Work instructions:
When you reach the line that contains "Transcribe this image's", begin copying exactly, and continue through the last line of the data; no pictures belong in the copy.

Provided data:
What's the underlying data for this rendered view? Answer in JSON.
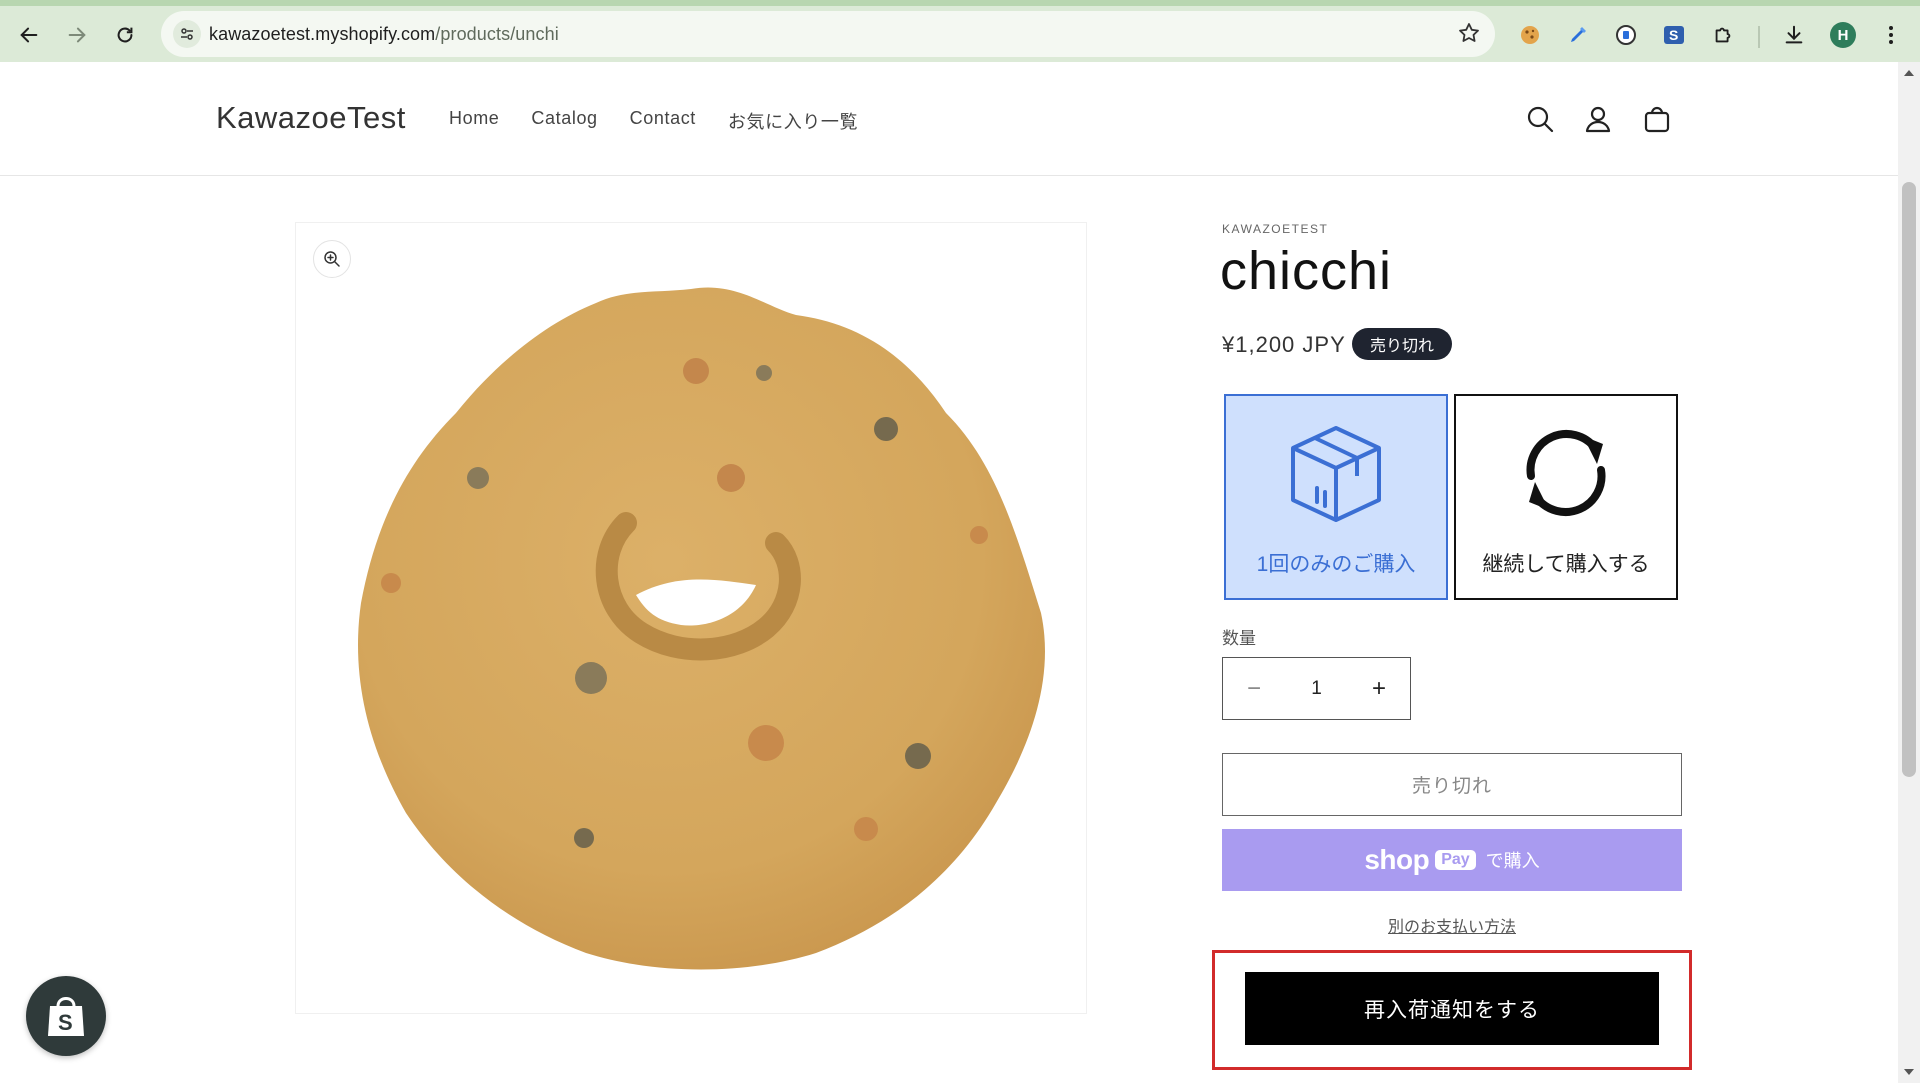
{
  "browser": {
    "url_host": "kawazoetest.myshopify.com",
    "url_path": "/products/unchi",
    "profile_initial": "H"
  },
  "store": {
    "logo": "KawazoeTest",
    "menu": [
      "Home",
      "Catalog",
      "Contact",
      "お気に入り一覧"
    ]
  },
  "product": {
    "vendor": "KAWAZOETEST",
    "title": "chicchi",
    "price": "¥1,200 JPY",
    "badge": "売り切れ",
    "plans": [
      {
        "label": "1回のみのご購入",
        "selected": true
      },
      {
        "label": "継続して購入する",
        "selected": false
      }
    ],
    "quantity_label": "数量",
    "quantity_value": "1",
    "soldout_button": "売り切れ",
    "shoppay": {
      "shop": "shop",
      "pay": "Pay",
      "buy": "で購入"
    },
    "other_payment": "別のお支払い方法",
    "notify_button": "再入荷通知をする"
  },
  "colors": {
    "chrome": "#dcead7",
    "plan_selected_bg": "#cfe0fd",
    "plan_selected_border": "#3b6fd4",
    "shoppay": "#a99bf0",
    "highlight_frame": "#d22b2b"
  }
}
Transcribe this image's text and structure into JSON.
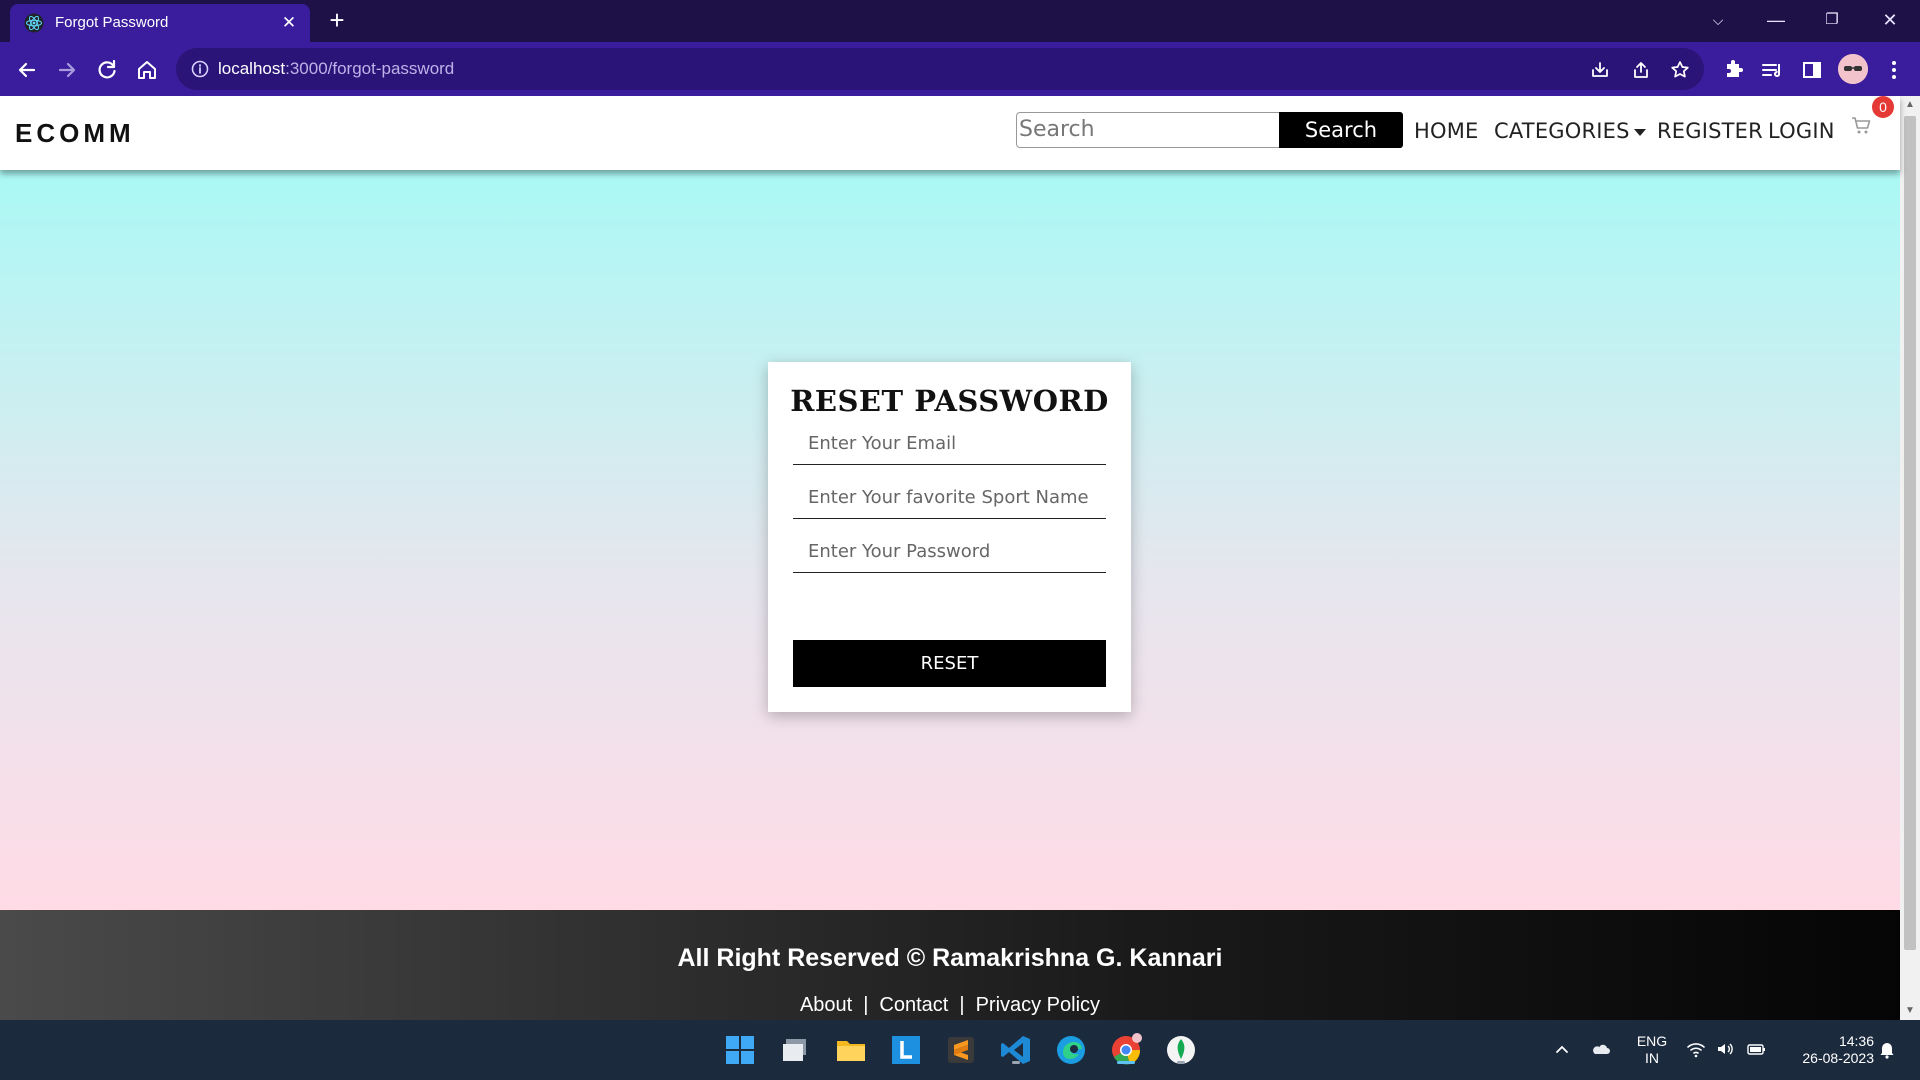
{
  "browser": {
    "tab_title": "Forgot Password",
    "url_host": "localhost",
    "url_path": ":3000/forgot-password"
  },
  "site": {
    "brand": "ECOMM",
    "search_placeholder": "Search",
    "search_button": "Search",
    "nav": {
      "home": "HOME",
      "categories": "CATEGORIES",
      "register": "REGISTER",
      "login": "LOGIN"
    },
    "cart_count": "0"
  },
  "form": {
    "title": "RESET PASSWORD",
    "email_placeholder": "Enter Your Email",
    "sport_placeholder": "Enter Your favorite Sport Name",
    "password_placeholder": "Enter Your Password",
    "submit": "RESET"
  },
  "footer": {
    "copyright": "All Right Reserved © Ramakrishna G. Kannari",
    "links": {
      "about": "About",
      "contact": "Contact",
      "privacy": "Privacy Policy"
    },
    "separator": "|"
  },
  "taskbar": {
    "language": "ENG",
    "region": "IN",
    "time": "14:36",
    "date": "26-08-2023"
  },
  "colors": {
    "browser_frame": "#1e1148",
    "browser_toolbar": "#3a1d9c",
    "gradient_top": "#aaf9f5",
    "gradient_bottom": "#ffdbe6",
    "badge": "#e53935"
  }
}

Output for this task:
Transcribe this image's text and structure into JSON.
{
  "browser": {
    "tab_title": "Forgot Password",
    "url_host": "localhost",
    "url_path": ":3000/forgot-password"
  },
  "site": {
    "brand": "ECOMM",
    "search_placeholder": "Search",
    "search_button": "Search",
    "nav": {
      "home": "HOME",
      "categories": "CATEGORIES",
      "register": "REGISTER",
      "login": "LOGIN"
    },
    "cart_count": "0"
  },
  "form": {
    "title": "RESET PASSWORD",
    "email_placeholder": "Enter Your Email",
    "sport_placeholder": "Enter Your favorite Sport Name",
    "password_placeholder": "Enter Your Password",
    "submit": "RESET"
  },
  "footer": {
    "copyright": "All Right Reserved © Ramakrishna G. Kannari",
    "links": {
      "about": "About",
      "contact": "Contact",
      "privacy": "Privacy Policy"
    },
    "separator": "|"
  },
  "taskbar": {
    "language": "ENG",
    "region": "IN",
    "time": "14:36",
    "date": "26-08-2023"
  },
  "colors": {
    "browser_frame": "#1e1148",
    "browser_toolbar": "#3a1d9c",
    "gradient_top": "#aaf9f5",
    "gradient_bottom": "#ffdbe6",
    "badge": "#e53935"
  }
}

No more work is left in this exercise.